Guided by the place in such a moment, people begin to think differently, and experience unimaginable sensations and burst out unfamiliar feelings. In order to facilitate this phenomenon, people travel or create. This is the place that descends as the essence of a painting. I had such uncanny experiences.
There may not be an opportunity to exhibit all of these paintings atone time.
I recall when I visited the Hopi Settlement and asked if it would be possible to see all of the Katinas together. In response to such a foolish question, the Hopi elder chided me saying that each Katina is linked to a different place and event, so they would not all appear at the same time. While I am resigned to not having an opportunity to bring these paintings in one exhibit, at the very least, I wanted to bring these places without a physical location together in a book.
Kenjiro Okazaki (b. 1955) is a Japanese visual artist whose works span over several genres, including painting, sculpture, as well as landscape and architecture. Many of his works has been featured in public collections throughout Japan and in various exhibitions around the world. In 2002, Okazaki was selected as the director of the Japanese pavilion of the International Architecture Exhibition in Venice Biennale. His works include a collaborative performance ‘I Love my Robot’ with the choreographer Trisha Brown, premiered in early 2007. He received a Smithsonian Artist Research Fellowship at Hirshhorn Museum and Sculpture Garden (HMSG) in 2014.
Okazaki is also extremely active as a theoretician and critic, and is the author or co-author of several books, including Renaissance: Condition of Experience (Bunshun Gakugei Library, 2015) featuring his analysis of Filippo Brunelleschi, and Abstract Art as Impact: The Concrete Genealogy of Abstract Art (Akishobo, 2018) which received the Minister of Education Award for Fine Arts in 2019.
Publication: TOPICA PICTUS by Kenjiro Okazaki
Kenjiro Okazaki’s new catalog TOPICA PICTUS offers a rare opportunity to experience the entirety of these works, containing 138 of the 150 paintings which make up the series. Each hard cover book is clothbound, and includes true-to-size images of works printed in the highest quality resolution, forming an exquisite and powerful book.
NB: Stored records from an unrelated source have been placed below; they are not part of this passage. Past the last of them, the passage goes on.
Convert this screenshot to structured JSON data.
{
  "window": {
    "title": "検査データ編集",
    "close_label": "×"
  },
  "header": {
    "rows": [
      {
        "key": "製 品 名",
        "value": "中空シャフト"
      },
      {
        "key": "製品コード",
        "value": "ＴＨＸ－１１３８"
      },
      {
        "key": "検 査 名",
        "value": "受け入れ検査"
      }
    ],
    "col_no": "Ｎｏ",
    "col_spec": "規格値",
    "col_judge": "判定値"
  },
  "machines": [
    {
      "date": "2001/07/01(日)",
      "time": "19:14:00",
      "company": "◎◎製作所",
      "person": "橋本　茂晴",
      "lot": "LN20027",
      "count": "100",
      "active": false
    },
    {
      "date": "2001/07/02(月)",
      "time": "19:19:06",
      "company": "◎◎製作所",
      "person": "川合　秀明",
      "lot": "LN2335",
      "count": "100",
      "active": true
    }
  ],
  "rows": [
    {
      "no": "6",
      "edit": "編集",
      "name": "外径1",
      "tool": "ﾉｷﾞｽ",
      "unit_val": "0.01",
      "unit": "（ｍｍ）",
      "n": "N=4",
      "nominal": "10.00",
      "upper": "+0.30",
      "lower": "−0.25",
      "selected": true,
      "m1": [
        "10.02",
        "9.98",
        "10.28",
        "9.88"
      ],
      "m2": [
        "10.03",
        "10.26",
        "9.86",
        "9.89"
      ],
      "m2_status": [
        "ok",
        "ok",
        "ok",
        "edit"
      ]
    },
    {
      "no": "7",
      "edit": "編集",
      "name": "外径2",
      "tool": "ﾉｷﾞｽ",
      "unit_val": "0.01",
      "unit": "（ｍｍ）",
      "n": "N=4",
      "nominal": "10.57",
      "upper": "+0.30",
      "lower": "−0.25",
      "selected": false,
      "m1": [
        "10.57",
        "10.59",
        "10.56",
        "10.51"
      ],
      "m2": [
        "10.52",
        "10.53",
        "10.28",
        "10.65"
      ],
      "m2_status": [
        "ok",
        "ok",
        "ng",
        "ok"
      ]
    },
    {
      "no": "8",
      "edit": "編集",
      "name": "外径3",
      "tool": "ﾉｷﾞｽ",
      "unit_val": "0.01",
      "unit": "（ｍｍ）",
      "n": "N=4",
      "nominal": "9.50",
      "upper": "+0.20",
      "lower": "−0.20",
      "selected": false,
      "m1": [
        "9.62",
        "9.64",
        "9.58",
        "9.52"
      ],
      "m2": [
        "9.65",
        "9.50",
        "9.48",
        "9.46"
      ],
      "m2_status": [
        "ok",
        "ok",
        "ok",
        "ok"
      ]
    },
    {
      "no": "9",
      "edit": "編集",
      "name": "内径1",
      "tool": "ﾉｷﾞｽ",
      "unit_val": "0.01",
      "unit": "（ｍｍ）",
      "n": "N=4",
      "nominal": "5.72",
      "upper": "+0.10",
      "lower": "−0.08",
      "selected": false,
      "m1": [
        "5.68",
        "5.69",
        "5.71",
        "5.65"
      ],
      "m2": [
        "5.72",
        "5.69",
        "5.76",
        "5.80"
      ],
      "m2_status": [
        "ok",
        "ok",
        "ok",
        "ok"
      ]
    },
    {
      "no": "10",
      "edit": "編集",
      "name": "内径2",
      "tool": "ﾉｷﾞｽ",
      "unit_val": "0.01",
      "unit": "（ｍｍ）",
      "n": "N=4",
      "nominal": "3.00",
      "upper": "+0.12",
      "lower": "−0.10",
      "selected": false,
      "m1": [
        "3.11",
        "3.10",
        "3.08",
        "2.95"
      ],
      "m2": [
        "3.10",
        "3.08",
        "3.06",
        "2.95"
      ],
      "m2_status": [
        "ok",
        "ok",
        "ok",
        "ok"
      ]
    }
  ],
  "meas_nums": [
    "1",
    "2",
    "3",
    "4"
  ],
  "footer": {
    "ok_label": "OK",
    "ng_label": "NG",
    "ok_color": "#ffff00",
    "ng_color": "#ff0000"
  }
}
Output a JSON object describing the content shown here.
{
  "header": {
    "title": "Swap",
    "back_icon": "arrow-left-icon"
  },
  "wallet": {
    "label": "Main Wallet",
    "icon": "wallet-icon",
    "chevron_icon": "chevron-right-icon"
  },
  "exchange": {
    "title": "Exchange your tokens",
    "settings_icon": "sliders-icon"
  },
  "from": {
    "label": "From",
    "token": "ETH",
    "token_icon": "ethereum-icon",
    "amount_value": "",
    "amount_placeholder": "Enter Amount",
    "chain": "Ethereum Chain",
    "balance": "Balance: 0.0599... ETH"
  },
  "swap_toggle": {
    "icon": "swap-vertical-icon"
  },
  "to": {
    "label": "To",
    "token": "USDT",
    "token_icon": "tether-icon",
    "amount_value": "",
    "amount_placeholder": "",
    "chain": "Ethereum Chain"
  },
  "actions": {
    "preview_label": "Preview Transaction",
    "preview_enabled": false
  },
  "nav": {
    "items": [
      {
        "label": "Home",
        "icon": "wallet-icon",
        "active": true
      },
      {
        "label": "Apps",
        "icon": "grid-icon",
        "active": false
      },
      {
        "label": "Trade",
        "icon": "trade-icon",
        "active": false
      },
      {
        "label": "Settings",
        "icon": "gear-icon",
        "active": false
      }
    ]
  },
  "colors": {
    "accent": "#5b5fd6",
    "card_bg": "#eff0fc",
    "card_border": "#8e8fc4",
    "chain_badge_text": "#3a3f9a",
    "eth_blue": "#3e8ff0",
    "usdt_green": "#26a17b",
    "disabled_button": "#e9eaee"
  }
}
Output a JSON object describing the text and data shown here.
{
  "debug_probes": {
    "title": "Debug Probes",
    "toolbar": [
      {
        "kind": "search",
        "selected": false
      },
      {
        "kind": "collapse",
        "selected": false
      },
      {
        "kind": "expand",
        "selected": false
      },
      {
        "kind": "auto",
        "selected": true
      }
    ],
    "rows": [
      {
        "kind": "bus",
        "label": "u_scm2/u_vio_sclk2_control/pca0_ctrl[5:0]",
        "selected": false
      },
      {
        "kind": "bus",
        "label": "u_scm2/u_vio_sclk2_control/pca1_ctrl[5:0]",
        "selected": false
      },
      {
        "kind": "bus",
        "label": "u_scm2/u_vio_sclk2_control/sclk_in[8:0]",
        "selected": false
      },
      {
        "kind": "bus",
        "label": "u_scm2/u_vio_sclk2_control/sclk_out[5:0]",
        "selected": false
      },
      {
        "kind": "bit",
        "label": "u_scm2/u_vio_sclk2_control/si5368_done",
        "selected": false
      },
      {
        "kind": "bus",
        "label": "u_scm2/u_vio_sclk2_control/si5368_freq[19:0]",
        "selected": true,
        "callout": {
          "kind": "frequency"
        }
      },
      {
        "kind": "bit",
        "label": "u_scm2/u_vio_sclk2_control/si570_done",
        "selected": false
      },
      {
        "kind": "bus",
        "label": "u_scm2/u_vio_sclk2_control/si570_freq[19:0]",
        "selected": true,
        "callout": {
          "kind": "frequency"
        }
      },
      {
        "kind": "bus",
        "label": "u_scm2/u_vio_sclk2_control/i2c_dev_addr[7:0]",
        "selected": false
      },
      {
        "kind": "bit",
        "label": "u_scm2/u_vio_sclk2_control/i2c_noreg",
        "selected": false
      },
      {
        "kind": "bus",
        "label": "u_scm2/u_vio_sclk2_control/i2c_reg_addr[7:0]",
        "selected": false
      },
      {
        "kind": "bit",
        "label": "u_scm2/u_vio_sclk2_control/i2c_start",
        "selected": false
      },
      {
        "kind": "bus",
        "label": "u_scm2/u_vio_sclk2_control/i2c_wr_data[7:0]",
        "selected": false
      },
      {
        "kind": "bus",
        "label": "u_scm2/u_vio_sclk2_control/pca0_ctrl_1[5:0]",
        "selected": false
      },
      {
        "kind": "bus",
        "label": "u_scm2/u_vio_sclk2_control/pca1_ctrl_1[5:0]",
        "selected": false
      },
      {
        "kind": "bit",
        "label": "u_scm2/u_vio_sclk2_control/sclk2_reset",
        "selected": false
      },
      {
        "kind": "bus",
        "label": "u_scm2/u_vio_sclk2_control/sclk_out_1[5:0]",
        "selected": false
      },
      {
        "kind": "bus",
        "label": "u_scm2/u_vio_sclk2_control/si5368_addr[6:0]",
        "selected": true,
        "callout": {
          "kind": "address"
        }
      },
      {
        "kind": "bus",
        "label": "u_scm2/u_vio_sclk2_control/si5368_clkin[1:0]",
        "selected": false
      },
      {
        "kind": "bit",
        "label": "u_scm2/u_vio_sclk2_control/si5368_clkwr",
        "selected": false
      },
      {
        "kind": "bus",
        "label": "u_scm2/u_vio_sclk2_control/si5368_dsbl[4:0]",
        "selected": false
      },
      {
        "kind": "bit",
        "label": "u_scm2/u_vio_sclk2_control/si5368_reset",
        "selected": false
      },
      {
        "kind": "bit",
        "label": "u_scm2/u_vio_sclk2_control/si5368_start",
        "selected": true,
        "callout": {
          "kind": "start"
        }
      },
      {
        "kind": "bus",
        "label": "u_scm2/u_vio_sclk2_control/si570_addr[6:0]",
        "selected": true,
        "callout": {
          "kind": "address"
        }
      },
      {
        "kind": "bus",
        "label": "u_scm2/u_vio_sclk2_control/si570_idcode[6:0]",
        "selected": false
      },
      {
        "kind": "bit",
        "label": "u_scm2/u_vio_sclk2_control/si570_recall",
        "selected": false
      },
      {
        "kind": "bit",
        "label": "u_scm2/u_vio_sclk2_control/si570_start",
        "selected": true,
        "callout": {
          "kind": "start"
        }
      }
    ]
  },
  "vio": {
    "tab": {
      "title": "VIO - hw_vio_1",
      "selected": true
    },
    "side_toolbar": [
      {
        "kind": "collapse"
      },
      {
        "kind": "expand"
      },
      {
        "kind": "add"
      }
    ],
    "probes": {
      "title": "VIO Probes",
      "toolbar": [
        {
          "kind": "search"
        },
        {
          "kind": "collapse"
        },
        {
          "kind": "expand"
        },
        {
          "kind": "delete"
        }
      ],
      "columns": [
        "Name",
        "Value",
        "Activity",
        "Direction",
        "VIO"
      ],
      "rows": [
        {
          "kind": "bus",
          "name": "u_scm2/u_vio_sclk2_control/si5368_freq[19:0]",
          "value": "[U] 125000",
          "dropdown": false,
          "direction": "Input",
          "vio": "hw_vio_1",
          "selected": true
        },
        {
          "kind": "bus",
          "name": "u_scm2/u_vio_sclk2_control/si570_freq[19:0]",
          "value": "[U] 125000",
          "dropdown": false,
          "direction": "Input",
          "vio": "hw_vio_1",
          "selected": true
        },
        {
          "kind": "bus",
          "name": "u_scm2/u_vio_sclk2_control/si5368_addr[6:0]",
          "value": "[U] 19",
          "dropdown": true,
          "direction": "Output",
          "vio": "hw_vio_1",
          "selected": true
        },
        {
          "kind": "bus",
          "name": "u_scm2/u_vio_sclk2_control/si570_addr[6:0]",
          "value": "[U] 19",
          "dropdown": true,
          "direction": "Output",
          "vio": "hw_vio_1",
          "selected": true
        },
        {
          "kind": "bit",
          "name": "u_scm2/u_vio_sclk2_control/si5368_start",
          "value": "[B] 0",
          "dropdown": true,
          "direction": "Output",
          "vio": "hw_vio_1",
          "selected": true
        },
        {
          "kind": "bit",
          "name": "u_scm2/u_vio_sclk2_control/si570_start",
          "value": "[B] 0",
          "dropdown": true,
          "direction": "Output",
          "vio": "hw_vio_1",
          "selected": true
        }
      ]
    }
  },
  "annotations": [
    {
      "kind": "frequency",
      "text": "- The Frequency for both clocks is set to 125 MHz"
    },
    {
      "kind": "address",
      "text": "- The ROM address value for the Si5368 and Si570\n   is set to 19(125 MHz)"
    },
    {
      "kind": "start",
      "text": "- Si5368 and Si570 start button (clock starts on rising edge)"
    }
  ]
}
A message from the artist regarding this publication: “During their exhibition, these works will be separated in various different locations. I created this book as ‘a place without a physical location’ where the works can be together.”